══ Supplied entries ══
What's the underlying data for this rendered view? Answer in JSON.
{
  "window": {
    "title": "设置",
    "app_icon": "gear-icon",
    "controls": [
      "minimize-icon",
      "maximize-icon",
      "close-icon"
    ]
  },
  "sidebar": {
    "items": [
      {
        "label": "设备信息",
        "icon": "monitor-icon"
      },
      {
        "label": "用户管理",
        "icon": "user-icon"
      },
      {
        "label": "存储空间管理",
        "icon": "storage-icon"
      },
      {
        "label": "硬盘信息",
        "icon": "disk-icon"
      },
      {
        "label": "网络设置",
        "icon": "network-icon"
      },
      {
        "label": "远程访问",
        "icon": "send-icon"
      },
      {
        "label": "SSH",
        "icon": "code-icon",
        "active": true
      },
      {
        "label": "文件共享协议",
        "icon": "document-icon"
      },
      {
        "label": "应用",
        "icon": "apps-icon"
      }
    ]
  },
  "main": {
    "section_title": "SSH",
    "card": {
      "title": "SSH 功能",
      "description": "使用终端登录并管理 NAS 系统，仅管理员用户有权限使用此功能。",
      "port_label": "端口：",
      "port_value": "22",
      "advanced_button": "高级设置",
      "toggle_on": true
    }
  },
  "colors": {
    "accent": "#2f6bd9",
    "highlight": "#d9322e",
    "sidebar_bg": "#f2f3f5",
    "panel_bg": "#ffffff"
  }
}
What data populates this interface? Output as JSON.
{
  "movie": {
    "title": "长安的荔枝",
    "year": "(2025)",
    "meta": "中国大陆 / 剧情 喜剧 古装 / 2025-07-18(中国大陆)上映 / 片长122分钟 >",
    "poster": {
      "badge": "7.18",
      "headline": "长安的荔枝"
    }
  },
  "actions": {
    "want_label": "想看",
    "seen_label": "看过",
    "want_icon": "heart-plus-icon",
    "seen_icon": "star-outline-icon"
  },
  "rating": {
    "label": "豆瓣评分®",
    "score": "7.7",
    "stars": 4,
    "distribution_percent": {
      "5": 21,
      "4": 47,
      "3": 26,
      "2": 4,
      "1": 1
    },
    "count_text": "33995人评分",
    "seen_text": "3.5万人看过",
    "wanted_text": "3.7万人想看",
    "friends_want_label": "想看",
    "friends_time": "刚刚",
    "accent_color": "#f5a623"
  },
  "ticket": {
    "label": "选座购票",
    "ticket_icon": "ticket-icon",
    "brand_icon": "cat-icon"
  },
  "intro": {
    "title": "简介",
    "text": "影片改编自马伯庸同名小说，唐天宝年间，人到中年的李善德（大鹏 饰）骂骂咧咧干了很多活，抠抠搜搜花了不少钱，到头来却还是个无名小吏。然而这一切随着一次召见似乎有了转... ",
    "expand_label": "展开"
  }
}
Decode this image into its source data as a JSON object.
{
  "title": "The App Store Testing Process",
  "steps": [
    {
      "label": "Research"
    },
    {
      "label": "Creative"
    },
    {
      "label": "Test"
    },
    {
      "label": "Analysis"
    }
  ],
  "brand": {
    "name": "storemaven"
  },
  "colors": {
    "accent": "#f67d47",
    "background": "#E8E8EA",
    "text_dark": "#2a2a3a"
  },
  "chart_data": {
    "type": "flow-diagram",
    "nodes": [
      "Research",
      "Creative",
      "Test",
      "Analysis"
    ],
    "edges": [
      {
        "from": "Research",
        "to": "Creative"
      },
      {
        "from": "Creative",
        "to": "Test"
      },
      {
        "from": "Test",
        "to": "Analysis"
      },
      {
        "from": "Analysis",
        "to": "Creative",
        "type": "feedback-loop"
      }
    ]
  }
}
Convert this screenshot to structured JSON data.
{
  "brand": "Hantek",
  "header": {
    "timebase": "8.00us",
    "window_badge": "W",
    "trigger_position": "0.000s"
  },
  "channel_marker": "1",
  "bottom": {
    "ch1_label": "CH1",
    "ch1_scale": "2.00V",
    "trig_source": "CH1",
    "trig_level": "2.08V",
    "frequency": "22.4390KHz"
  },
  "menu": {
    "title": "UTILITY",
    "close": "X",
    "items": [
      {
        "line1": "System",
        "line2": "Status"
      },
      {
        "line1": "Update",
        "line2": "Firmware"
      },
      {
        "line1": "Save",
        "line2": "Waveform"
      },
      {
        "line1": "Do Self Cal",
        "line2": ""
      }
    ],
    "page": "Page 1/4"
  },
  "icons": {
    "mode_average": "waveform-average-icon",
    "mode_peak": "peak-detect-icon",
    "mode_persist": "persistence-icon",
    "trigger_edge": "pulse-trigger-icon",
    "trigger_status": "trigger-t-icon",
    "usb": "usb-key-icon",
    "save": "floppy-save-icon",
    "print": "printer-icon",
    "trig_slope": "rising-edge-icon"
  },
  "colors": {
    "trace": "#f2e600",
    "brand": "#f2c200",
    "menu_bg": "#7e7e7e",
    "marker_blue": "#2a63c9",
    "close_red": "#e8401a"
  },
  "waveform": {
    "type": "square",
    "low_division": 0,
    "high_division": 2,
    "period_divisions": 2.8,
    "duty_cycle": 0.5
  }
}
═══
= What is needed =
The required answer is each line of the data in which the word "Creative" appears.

= Written answer =
      "label": "Creative"
      "Creative",
        "to": "Creative"
        "from": "Creative",
        "to": "Creative",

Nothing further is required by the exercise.